LITTLE ROCK — The time is ripe to recycle Vanderbilt’s James Franklin in the search for Arkansas’ next football coach.
Remember him? A top-five name in the days after Bobby Petrino’s dismissal, he fell from favor with some when Vanderbilt opened 2012 with a 1-3 record, including a 45-point loss to Georgia.
In the what-have-you-done-for-me-lately category, Franklin’s Commodores have been spectacular — far outdoing Baylor under Art Briles, West Virginia under Dana Holgorsen, and Iowa State under Paul Rhoads, all men who were prominent in coach-search discussions during the first half of the season.
Baylor has lost five of six and given up 252 points in those losses.
West Virginia has lost four straight and allowed 198 in the process.
Iowa State has lost four of five and is 2-5 in the Big 12.
Meanwhile, Vanderbilt has won four straight and a six-game winning streak is doable with Tennessee and Wake Forest remaining. Beating those two teams would give the Commodores an 8-4 season record and 5-3 in the SEC with conference losses to Georgia, Florida by 14, and South Carolina by four. Each of those teams is ranked in the top 10 and they are a combined 20-4 in the league.
A year ago, explaining a game that Vanderbilt should have won but didn’t because Arkansas returned a fumble 95 yards for a touchdown and the Commodores missed a 27-yard field goal, the lead to the column was “Old habits die hard,” contradicting the idea that Franklin had changed the mindset in Nashville.
After watching Vanderbilt rally from 23-6 in the third quarter in Oxford, Miss., I’m buying that the conversion is complete. On the sideline, Franklin was into it, enthusiastic, but not abusive. On the field, the players did not panic, scoring the game winner with less than a minute to play and then defending with purpose and intelligence.
Clearly, Arkansas’ next coach must be able to recruit and that is another area where Franklin gets a high grade.
Vanderbilt’s 2013 class is ranked No. 17 by ESPN. SEC members. Arkansas, Ole Miss, Mississippi State, Kentucky, Tennessee, and Missouri are not in the top 20.
Earlier this year, there was conjecture from Sporting News that Vanderbilt could be the Stanford of the SEC and academic standards help explain why the Commodores’ roster includes players from more than two dozen states.
The article cited Dominic Walker, a receiver from Orlando, as an example of a high-quality player who signed with Vanderbilt. He reportedly had offers from Florida, Georgia, Texas A&M, South Carolina and others from the SEC, plus Florida State, Nebraska, and West Virginia.
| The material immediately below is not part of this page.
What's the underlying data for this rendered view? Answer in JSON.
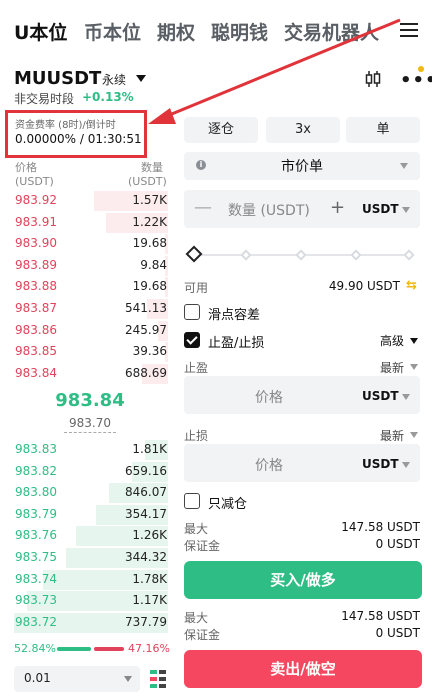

Maybe more impressive were the remarks of California native K.J. Carta-Samuels, whose brother Austyn is a back-up at Vanderbilt.
“Coach Franklin is down to earth and I know he will never lie to me,” K.J. Carta-Samuels told Sporting News. “That’s the thing I have learned from my brother through his time there. No matter what, the coaches and players are a family and to be a family you must be honest with each other. I don’t think many places are like that in college football.”
Word of mouth, from one athlete to another, can sell a school or nix a deal.
In light of the combined SEC record of 0-13 of Tennessee and Auburn, Derek Dooley and Gene Chizik are likely to be cut loose. In that case, either or both schools could pursue Franklin. The expected turnover, plus the dismissal of Kentucky coach Joker Phillips, doesn’t jibe with the oft-promoted theory that Jeff Long has identified and secured John L. Smith’s successor. For that to be true, everybody involved — from agents to lawyers to the coach’s spouse, family, and friends — would have to adhere to a strict code of silence.
More likely is a full-court press by Long, probably beginning next week.
Harry King is sports columnist for Stephens Media’s Arkansas News Bureau. His e-mail address is email@example.com.